According to an F-86 mechanic, a pilot would have no indication that the aft fuselage pump or fuel level transmitter had failed. He added that the failure of the pump is usually detected when the airplane is weighed for weight and balance calculations.

A warning in the Aircraft Operating Instructions stated that, "A possibility of fuel starvation and subsequent engine flameout will exist when failure of the aft fuselage pump or fuel level transmitter occurs with the aircraft in a climbing attitude at low fuel state i.e., below 500 lbs." In addition, "A considerable amount of fuel can be trapped in the aft fuselage cell under these conditions. Where flight is necessary with low fuel state pilot should avoid nose high attitudes. At level or slightly nose down attitudes all the fuel from the aft cell will be available."

In addition, the Aircraft Operating Instructions stated that "When the airflow through the compressor becomes less than required for a given rpm, the resultant relative airflow to the compressor blades is then above the angle of attack for stall, and the individual blades stall in the same manner...a wing does. This is compressor stall. Compressor stall can be initiated by a rapid throttle movements during unstabilized compressor inlet conditions such as...during slipping or skidding maneuvers or low airspeed high angle of attack conditions, particularly at high altitudes. If throttle movement is required during these conditions, a steady progressive movement of 3 to 4 seconds will produce the same rate of acceleration with less danger of initiating a stall."

On July 5, 1999 the wreckage was released to the insurance company minus the fuel quantity gauge. That item was then released on October 5, 1999.
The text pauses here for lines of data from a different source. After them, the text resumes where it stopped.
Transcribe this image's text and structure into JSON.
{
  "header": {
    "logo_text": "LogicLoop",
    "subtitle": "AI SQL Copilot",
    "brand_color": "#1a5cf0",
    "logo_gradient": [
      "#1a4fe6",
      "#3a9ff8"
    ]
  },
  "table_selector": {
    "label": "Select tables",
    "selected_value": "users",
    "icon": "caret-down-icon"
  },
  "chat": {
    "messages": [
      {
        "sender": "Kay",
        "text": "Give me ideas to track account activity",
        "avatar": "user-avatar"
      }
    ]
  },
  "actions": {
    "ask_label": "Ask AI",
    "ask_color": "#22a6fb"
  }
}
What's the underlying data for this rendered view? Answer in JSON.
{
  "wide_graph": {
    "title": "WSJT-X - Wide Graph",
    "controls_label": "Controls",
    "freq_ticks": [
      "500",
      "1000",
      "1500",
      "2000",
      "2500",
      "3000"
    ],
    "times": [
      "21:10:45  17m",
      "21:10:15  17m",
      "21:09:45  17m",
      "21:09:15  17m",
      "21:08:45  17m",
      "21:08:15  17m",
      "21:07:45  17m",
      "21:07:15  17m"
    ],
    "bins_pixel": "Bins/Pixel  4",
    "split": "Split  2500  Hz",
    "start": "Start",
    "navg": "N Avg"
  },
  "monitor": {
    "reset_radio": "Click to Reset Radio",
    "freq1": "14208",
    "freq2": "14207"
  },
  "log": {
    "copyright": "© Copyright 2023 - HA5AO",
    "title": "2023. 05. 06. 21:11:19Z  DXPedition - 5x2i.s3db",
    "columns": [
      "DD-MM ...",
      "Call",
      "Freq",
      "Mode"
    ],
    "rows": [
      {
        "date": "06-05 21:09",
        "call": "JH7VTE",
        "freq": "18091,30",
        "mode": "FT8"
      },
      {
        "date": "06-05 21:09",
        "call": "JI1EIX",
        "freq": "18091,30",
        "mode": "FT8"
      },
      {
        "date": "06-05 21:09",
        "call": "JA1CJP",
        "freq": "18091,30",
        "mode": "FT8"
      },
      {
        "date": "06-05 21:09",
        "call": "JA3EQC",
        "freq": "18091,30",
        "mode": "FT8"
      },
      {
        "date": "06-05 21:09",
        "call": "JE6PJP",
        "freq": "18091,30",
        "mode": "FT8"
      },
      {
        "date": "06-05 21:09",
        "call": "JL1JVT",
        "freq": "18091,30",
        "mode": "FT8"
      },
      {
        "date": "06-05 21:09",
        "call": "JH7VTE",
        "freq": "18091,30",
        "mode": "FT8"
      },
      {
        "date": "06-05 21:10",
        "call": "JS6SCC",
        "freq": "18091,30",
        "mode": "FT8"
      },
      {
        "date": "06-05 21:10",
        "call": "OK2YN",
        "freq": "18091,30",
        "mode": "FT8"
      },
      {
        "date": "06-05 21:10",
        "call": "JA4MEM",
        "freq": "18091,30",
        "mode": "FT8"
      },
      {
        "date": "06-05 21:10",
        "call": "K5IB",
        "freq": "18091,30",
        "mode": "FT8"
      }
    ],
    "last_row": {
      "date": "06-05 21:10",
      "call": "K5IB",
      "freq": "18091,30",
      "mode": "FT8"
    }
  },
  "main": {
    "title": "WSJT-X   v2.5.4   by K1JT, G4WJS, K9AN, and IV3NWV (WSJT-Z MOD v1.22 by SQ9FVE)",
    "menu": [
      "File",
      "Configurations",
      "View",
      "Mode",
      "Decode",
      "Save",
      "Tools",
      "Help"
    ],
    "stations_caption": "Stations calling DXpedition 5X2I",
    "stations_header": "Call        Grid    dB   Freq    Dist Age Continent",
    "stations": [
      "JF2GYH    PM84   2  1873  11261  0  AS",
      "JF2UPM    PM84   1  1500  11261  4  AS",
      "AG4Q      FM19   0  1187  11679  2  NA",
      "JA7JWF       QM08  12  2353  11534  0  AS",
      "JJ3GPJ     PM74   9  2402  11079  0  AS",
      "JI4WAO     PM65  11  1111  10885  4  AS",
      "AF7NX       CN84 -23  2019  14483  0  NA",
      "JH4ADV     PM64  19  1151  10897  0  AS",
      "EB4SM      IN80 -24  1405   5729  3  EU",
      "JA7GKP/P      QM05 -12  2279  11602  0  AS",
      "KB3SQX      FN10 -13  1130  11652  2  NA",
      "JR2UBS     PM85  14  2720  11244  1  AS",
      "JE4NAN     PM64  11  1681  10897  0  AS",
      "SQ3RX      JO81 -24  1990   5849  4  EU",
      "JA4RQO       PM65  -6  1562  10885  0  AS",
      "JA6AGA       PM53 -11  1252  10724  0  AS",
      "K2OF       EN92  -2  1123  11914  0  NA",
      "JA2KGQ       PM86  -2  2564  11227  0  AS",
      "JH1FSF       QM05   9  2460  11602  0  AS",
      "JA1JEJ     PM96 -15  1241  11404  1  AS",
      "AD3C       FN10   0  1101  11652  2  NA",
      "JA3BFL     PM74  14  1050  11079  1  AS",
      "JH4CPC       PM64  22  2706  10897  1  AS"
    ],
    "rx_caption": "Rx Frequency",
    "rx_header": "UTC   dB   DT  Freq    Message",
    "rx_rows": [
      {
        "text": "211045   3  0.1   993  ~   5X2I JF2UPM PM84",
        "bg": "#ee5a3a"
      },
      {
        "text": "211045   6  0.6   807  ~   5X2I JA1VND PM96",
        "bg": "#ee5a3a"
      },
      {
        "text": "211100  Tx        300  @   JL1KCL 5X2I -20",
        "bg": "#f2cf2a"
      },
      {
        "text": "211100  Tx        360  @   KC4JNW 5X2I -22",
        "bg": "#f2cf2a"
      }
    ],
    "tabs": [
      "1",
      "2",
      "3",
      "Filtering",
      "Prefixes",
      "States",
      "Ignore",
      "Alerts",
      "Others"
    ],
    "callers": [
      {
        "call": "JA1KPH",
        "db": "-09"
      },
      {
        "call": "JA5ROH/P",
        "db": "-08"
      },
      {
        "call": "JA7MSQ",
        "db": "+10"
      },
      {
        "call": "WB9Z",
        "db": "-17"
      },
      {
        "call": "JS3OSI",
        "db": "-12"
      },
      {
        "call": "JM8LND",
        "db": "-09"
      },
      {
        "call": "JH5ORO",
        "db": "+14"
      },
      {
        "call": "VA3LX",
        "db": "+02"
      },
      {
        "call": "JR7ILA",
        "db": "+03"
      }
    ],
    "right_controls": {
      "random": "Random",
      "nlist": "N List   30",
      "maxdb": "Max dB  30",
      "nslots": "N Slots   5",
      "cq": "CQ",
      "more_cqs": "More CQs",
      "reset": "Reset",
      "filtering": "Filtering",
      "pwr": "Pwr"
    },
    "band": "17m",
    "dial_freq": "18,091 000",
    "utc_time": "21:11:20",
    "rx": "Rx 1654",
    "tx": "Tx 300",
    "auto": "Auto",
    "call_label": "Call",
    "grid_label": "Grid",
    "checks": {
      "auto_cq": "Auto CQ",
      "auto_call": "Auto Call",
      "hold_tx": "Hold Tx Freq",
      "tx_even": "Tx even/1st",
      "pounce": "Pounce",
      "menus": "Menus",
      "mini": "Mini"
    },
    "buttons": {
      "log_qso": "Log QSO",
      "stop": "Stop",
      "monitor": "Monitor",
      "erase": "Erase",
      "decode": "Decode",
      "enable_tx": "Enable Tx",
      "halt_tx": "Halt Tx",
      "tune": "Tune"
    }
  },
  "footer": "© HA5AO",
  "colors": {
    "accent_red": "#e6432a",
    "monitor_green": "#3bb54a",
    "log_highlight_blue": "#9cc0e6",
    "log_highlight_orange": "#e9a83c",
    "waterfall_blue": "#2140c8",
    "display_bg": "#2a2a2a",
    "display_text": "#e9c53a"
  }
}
(c) 2009-2018 Lee C. Baker / Crosswind Software, LLC. For informational purposes only.